GOAL OF THE EXERCISE:
Reproduce the tail of the data exactly. It starts at the line containing "Serialize everything readable" and runs to the last line.

STUDY MATERIAL:
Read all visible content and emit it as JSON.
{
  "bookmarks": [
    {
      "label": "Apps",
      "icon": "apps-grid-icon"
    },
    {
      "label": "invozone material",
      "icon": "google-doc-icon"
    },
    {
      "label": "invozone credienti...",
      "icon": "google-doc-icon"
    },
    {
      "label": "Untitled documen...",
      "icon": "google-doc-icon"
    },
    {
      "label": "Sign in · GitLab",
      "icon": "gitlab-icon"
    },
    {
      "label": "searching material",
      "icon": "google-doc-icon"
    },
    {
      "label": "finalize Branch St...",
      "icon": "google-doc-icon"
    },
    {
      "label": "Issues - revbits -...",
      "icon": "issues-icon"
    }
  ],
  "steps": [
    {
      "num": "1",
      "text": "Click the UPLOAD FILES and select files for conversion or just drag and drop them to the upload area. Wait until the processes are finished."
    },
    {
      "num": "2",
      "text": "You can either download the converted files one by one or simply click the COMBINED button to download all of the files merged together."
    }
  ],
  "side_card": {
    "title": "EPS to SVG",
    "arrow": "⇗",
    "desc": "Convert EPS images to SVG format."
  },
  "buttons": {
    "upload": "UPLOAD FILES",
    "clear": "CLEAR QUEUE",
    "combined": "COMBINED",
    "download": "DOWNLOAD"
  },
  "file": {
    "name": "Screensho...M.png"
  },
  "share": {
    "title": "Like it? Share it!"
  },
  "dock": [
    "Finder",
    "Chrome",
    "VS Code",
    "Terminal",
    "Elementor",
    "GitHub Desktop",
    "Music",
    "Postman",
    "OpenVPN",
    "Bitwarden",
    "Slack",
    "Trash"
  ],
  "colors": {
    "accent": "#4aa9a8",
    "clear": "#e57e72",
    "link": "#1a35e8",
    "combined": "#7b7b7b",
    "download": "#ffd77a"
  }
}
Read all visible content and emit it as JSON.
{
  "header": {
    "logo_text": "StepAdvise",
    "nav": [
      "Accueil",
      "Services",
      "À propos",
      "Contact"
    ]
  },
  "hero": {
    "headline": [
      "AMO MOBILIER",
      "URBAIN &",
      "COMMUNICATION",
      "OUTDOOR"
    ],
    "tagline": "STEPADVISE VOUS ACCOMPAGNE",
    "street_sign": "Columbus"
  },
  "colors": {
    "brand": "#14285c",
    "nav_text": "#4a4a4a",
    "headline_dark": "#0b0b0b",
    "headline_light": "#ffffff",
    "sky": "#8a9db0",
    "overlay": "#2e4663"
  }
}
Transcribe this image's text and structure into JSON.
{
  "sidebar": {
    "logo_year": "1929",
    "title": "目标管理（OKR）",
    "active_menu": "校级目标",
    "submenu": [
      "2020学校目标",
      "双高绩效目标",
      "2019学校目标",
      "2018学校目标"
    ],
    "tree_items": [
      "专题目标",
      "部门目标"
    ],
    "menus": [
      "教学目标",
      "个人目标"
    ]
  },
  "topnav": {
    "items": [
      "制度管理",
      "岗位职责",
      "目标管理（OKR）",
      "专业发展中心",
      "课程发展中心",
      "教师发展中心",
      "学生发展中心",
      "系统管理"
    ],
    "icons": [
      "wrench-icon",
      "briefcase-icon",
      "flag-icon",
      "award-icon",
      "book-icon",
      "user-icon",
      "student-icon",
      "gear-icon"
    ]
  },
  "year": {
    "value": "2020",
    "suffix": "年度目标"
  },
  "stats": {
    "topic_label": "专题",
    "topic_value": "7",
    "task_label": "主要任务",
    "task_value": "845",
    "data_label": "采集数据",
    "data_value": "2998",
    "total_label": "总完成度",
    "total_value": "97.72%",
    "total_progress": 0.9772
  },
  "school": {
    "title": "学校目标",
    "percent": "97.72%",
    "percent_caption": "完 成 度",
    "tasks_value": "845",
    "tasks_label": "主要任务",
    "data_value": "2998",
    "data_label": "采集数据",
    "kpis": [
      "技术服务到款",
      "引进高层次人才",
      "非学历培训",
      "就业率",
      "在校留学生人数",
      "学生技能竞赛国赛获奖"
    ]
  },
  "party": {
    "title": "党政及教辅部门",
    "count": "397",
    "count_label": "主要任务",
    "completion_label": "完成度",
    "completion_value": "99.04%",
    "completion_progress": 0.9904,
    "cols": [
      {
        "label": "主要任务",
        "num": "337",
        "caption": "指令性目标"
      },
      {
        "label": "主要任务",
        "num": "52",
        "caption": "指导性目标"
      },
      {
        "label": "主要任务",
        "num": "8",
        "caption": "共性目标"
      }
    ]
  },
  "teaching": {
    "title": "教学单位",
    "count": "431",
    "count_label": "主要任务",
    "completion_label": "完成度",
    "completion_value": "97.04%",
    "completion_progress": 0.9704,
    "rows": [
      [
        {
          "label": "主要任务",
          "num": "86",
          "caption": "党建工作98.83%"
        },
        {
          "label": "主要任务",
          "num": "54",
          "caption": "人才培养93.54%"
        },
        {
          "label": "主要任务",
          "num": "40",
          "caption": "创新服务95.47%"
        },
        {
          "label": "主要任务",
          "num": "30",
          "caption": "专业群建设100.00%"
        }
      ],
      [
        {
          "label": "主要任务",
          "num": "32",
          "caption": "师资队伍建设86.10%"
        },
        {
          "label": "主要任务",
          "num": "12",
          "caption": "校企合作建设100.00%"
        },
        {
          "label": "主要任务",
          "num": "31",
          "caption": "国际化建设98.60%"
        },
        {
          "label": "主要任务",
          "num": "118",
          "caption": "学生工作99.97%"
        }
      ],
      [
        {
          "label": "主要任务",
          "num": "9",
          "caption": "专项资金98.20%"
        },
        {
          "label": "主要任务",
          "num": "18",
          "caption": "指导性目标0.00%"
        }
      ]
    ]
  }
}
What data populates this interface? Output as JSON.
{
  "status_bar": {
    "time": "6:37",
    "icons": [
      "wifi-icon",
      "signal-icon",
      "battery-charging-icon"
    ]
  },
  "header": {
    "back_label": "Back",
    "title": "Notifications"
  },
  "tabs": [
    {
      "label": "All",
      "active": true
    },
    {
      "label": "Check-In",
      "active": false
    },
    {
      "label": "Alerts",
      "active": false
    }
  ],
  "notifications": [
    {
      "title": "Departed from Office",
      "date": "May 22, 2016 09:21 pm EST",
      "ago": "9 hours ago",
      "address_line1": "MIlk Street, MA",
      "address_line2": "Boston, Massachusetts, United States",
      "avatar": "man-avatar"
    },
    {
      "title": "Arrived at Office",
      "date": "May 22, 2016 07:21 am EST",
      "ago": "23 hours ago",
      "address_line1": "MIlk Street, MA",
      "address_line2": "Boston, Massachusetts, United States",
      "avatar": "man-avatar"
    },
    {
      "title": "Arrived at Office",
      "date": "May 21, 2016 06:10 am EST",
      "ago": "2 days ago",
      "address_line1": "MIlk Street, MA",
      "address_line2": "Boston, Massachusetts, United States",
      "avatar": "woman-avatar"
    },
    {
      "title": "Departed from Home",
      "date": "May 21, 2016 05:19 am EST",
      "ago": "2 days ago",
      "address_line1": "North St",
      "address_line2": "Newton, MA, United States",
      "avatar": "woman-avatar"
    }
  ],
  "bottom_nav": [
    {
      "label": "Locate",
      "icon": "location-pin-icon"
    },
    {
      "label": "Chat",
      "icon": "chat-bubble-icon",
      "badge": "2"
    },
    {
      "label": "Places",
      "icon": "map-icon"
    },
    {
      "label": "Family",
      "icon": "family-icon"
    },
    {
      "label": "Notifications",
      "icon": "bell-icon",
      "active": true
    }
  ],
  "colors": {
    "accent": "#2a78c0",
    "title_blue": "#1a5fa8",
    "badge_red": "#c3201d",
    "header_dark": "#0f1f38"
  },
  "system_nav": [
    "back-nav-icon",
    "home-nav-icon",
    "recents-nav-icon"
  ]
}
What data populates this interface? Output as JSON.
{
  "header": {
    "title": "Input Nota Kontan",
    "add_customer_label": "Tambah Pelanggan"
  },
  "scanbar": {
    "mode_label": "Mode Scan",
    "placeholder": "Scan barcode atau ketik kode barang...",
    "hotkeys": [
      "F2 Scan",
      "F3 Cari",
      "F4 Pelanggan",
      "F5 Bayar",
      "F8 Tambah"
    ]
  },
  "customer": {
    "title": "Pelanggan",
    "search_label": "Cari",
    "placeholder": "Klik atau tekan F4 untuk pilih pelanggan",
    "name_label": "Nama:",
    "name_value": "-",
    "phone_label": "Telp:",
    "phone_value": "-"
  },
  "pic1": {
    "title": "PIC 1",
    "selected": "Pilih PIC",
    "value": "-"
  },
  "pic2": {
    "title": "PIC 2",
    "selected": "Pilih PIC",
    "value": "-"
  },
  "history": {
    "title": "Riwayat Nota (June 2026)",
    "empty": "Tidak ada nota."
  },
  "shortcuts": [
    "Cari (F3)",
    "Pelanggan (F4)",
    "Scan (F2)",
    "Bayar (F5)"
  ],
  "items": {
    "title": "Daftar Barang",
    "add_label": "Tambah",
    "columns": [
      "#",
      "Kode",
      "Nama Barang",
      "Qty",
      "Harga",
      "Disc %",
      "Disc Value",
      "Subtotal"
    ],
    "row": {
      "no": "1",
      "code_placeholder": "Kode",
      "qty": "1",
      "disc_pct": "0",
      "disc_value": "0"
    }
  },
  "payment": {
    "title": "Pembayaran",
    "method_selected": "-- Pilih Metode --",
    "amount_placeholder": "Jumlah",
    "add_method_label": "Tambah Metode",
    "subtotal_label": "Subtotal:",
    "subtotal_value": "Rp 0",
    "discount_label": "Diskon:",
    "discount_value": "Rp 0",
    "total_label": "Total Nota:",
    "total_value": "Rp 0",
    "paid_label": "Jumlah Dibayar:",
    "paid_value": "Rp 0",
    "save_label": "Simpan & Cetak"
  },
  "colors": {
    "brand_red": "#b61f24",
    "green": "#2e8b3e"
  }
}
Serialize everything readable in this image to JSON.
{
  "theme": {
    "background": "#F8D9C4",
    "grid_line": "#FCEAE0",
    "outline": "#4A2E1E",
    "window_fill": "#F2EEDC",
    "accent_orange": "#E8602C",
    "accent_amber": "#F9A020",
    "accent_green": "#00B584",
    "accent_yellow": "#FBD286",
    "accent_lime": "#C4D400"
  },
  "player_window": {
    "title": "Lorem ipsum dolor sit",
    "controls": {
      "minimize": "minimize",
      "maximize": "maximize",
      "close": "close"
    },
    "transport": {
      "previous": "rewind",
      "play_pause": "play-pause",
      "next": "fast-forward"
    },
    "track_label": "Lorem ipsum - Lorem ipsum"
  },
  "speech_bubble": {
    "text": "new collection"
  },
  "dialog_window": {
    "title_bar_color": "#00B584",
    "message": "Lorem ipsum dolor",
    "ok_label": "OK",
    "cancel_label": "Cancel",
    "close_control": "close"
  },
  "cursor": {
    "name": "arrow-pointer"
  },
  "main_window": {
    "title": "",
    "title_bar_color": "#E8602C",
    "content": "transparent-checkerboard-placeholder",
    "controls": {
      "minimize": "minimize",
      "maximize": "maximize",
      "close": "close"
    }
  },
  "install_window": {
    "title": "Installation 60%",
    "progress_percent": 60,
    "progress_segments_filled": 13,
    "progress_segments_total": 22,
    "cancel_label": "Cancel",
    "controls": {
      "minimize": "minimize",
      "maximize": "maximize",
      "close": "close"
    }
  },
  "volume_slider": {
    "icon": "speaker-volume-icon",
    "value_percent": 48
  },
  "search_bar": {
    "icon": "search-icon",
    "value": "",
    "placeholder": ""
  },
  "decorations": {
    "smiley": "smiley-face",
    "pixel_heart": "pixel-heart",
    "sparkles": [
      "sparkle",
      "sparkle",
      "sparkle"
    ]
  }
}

SOLVED EXERCISE:
Serialize everything readable in this image to JSON.
{
  "theme": {
    "background": "#F8D9C4",
    "grid_line": "#FCEAE0",
    "outline": "#4A2E1E",
    "window_fill": "#F2EEDC",
    "accent_orange": "#E8602C",
    "accent_amber": "#F9A020",
    "accent_green": "#00B584",
    "accent_yellow": "#FBD286",
    "accent_lime": "#C4D400"
  },
  "player_window": {
    "title": "Lorem ipsum dolor sit",
    "controls": {
      "minimize": "minimize",
      "maximize": "maximize",
      "close": "close"
    },
    "transport": {
      "previous": "rewind",
      "play_pause": "play-pause",
      "next": "fast-forward"
    },
    "track_label": "Lorem ipsum - Lorem ipsum"
  },
  "speech_bubble": {
    "text": "new collection"
  },
  "dialog_window": {
    "title_bar_color": "#00B584",
    "message": "Lorem ipsum dolor",
    "ok_label": "OK",
    "cancel_label": "Cancel",
    "close_control": "close"
  },
  "cursor": {
    "name": "arrow-pointer"
  },
  "main_window": {
    "title": "",
    "title_bar_color": "#E8602C",
    "content": "transparent-checkerboard-placeholder",
    "controls": {
      "minimize": "minimize",
      "maximize": "maximize",
      "close": "close"
    }
  },
  "install_window": {
    "title": "Installation 60%",
    "progress_percent": 60,
    "progress_segments_filled": 13,
    "progress_segments_total": 22,
    "cancel_label": "Cancel",
    "controls": {
      "minimize": "minimize",
      "maximize": "maximize",
      "close": "close"
    }
  },
  "volume_slider": {
    "icon": "speaker-volume-icon",
    "value_percent": 48
  },
  "search_bar": {
    "icon": "search-icon",
    "value": "",
    "placeholder": ""
  },
  "decorations": {
    "smiley": "smiley-face",
    "pixel_heart": "pixel-heart",
    "sparkles": [
      "sparkle",
      "sparkle",
      "sparkle"
    ]
  }
}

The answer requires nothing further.